# Recorded data
________
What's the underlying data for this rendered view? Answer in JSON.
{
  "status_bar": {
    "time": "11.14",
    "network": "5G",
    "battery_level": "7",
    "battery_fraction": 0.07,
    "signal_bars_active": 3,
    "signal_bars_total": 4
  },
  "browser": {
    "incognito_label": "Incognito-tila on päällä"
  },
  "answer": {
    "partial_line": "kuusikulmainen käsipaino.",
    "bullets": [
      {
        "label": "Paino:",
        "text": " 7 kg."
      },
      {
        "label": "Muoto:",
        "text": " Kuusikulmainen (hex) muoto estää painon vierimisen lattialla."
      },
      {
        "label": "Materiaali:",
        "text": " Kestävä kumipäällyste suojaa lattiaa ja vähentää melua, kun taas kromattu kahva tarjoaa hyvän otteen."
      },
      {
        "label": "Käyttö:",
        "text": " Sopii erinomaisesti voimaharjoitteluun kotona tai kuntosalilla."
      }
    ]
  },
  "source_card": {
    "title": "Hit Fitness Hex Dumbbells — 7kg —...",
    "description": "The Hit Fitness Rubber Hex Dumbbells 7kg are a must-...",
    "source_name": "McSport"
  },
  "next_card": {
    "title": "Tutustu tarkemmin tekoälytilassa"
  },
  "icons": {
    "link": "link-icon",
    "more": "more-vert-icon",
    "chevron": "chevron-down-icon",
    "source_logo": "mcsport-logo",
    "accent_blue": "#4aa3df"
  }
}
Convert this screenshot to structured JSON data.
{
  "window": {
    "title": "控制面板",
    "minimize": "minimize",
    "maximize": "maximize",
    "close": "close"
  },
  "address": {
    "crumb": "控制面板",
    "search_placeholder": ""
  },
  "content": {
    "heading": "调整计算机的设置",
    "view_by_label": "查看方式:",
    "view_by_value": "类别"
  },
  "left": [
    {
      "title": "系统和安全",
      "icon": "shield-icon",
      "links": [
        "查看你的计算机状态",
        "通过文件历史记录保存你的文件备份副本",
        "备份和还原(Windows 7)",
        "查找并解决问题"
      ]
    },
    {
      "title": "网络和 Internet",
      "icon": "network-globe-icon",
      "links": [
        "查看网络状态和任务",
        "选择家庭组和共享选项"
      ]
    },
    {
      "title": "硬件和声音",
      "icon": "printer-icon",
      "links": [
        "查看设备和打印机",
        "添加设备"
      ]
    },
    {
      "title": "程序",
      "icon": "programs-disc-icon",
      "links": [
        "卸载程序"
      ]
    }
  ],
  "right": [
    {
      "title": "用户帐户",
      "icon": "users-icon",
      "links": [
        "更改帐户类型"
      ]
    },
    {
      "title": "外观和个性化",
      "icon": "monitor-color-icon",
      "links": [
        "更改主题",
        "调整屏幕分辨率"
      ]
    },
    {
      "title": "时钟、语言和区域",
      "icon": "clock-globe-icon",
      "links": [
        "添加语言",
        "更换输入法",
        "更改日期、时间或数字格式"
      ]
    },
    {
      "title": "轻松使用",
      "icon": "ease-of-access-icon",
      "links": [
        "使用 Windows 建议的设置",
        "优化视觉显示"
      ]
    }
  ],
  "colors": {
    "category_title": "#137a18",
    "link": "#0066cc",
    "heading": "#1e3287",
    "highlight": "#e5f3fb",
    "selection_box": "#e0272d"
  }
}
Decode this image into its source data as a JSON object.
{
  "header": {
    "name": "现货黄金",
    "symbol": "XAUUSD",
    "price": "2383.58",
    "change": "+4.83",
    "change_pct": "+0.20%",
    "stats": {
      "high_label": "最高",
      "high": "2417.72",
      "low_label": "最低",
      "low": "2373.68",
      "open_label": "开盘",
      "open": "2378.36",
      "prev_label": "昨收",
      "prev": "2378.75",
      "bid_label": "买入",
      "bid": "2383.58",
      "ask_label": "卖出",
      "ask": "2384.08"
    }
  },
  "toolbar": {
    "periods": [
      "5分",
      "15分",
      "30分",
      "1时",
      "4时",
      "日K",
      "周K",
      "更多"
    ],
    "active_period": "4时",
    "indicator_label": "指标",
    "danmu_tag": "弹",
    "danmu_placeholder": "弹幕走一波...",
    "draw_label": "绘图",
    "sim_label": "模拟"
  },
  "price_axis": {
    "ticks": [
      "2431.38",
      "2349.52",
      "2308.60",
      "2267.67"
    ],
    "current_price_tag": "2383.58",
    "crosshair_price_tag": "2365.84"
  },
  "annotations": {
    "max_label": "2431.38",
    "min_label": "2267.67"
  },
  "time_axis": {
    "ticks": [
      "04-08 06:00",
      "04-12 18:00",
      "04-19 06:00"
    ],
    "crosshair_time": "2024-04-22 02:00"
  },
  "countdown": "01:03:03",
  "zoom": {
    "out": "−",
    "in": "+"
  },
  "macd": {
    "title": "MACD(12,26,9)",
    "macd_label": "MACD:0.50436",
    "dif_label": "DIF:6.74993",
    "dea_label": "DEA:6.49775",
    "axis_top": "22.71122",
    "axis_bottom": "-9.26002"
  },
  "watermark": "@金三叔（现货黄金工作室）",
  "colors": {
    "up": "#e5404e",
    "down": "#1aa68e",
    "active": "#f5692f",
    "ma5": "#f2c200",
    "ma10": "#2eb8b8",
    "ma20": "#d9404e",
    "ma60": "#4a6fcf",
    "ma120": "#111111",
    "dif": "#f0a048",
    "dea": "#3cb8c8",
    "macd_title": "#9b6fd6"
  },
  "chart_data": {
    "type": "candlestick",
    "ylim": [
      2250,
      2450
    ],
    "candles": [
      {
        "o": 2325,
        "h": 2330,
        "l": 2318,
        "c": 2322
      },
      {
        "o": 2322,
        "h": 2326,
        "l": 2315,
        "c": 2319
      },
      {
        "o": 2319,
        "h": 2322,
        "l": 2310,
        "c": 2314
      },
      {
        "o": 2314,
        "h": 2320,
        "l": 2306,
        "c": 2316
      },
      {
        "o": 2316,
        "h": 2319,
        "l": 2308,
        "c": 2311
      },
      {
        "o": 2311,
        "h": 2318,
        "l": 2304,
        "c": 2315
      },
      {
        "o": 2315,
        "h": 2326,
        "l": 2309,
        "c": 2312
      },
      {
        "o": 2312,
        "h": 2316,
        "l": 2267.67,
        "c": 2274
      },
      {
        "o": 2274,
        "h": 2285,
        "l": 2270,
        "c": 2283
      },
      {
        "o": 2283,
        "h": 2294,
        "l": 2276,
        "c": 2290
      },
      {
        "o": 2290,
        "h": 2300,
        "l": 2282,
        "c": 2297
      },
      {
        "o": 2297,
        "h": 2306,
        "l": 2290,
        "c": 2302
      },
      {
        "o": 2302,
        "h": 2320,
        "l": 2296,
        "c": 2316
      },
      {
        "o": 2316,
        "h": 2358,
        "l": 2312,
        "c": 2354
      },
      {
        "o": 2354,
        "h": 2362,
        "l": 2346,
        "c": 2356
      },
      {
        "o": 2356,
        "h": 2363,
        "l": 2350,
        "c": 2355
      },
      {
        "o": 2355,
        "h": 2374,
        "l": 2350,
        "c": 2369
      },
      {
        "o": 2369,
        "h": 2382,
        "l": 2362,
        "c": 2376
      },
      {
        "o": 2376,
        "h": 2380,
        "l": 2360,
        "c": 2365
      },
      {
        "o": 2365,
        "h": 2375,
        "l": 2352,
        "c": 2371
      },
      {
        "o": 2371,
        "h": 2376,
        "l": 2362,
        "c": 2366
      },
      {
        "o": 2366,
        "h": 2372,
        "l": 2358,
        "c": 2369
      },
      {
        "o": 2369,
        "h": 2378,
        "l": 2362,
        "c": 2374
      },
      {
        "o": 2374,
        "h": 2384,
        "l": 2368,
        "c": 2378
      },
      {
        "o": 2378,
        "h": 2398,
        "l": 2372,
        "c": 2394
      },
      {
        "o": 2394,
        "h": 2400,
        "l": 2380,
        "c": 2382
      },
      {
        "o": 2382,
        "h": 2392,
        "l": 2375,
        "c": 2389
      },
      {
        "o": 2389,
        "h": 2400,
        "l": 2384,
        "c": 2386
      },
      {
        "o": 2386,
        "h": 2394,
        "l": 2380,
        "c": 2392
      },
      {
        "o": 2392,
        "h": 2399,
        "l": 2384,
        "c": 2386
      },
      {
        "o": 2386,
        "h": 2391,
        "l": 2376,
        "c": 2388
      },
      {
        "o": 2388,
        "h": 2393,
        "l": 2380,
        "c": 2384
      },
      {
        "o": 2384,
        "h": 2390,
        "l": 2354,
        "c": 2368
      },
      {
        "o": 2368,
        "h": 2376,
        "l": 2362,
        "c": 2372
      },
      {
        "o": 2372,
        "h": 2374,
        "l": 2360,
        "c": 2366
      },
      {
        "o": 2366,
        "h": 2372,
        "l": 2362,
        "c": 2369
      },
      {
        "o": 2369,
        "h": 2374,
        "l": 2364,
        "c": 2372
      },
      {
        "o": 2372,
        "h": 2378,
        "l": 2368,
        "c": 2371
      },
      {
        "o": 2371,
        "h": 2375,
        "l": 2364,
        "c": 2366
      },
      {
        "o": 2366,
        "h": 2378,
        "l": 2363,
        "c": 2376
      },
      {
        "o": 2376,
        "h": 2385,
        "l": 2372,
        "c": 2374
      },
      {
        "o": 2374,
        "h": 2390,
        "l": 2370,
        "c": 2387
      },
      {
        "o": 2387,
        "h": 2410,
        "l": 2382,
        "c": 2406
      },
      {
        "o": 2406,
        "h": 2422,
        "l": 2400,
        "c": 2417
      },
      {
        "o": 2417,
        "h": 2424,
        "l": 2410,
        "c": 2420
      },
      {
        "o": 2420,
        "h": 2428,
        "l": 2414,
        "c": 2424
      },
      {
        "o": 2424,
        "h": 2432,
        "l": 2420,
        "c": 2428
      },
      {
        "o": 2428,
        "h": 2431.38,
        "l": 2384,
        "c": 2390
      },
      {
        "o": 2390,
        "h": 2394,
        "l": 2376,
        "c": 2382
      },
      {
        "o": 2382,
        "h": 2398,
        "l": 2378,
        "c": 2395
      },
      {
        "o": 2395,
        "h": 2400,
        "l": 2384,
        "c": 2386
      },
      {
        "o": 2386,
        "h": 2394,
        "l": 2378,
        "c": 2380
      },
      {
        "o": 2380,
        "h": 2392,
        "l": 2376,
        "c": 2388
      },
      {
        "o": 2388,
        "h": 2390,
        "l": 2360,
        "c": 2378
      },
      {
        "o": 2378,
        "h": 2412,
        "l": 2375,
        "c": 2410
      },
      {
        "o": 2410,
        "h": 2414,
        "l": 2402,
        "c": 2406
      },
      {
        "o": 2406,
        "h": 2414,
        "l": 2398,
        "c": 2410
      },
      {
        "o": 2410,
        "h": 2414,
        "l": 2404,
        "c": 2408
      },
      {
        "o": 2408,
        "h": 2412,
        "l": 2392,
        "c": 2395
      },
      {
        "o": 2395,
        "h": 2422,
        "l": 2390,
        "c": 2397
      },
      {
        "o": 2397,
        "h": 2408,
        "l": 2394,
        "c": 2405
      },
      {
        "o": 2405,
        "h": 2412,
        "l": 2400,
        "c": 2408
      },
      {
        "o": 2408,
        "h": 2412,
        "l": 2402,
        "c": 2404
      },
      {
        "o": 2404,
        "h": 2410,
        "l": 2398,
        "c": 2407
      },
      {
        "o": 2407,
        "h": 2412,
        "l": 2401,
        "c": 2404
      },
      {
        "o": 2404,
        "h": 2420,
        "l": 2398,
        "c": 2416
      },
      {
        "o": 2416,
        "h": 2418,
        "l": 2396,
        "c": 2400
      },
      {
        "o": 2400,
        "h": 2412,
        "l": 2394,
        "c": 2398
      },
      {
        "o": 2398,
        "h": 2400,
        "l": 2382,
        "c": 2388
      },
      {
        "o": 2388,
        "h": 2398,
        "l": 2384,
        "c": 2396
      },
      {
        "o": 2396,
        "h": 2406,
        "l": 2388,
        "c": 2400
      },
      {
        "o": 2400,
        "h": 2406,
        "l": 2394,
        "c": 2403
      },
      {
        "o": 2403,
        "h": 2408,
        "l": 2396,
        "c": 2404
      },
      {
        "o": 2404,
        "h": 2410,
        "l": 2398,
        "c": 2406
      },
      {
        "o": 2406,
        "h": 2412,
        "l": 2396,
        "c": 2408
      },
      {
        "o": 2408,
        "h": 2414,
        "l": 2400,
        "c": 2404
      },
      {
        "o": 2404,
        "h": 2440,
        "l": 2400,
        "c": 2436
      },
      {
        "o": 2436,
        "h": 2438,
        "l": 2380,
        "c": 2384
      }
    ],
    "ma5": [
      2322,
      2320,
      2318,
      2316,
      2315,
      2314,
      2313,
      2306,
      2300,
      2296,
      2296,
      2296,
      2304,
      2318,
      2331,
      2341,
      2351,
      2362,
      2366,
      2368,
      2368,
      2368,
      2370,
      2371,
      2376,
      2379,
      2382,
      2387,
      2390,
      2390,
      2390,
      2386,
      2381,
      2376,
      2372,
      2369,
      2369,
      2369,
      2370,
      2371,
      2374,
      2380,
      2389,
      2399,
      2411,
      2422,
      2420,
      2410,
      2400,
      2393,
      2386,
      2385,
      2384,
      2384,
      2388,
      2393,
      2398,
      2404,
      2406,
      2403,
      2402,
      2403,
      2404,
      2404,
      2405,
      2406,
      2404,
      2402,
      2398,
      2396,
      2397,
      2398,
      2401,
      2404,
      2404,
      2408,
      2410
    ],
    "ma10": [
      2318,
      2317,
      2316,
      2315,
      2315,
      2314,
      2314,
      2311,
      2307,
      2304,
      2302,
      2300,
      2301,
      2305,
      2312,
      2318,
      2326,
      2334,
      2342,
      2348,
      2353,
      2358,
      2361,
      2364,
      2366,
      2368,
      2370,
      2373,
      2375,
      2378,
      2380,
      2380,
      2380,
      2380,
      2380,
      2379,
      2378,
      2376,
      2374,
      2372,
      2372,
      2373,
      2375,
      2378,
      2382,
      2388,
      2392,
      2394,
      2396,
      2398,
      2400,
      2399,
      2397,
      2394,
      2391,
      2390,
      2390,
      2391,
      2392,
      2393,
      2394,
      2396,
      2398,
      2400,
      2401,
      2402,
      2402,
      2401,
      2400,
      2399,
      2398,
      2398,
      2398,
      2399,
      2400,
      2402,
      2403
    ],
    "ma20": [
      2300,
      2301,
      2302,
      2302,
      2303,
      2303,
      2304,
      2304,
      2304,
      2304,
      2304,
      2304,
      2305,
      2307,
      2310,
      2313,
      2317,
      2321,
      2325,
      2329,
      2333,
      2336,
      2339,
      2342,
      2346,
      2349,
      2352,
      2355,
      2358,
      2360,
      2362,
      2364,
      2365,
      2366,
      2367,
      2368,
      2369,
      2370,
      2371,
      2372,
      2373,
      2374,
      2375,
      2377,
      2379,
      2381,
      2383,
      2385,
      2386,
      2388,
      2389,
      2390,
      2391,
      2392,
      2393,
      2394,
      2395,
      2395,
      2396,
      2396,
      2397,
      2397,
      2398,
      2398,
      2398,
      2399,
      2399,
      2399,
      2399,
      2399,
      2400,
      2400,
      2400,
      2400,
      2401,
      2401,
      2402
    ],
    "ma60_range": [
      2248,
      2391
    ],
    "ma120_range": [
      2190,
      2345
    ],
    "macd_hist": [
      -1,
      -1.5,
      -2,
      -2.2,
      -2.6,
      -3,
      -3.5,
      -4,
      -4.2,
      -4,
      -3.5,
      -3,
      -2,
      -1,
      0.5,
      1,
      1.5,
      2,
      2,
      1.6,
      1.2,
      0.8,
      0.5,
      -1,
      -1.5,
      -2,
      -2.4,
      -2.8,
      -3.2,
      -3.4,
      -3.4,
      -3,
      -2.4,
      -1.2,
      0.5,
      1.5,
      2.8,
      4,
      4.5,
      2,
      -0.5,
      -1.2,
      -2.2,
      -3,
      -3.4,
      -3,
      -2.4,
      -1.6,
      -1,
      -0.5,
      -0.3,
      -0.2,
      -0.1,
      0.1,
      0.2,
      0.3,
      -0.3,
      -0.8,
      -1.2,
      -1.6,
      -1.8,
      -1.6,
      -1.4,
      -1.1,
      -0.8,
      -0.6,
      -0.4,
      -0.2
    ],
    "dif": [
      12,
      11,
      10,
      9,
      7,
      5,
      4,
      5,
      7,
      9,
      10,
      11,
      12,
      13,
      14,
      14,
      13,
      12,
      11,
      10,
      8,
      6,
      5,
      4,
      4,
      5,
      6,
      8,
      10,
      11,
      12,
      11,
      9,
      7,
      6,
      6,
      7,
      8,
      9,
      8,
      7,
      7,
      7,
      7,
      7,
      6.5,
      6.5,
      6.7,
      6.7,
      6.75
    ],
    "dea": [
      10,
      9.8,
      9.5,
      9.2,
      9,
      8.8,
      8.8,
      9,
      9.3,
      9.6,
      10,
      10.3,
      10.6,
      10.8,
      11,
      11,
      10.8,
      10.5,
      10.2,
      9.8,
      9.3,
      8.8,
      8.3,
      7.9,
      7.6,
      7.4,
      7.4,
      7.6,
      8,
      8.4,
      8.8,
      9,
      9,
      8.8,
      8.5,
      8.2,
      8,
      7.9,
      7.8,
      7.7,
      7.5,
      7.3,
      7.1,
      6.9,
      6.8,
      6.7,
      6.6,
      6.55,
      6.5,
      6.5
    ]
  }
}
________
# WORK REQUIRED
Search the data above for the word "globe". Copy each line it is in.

# RESULT OF THE EXERCISE
      "icon": "network-globe-icon",
      "icon": "clock-globe-icon",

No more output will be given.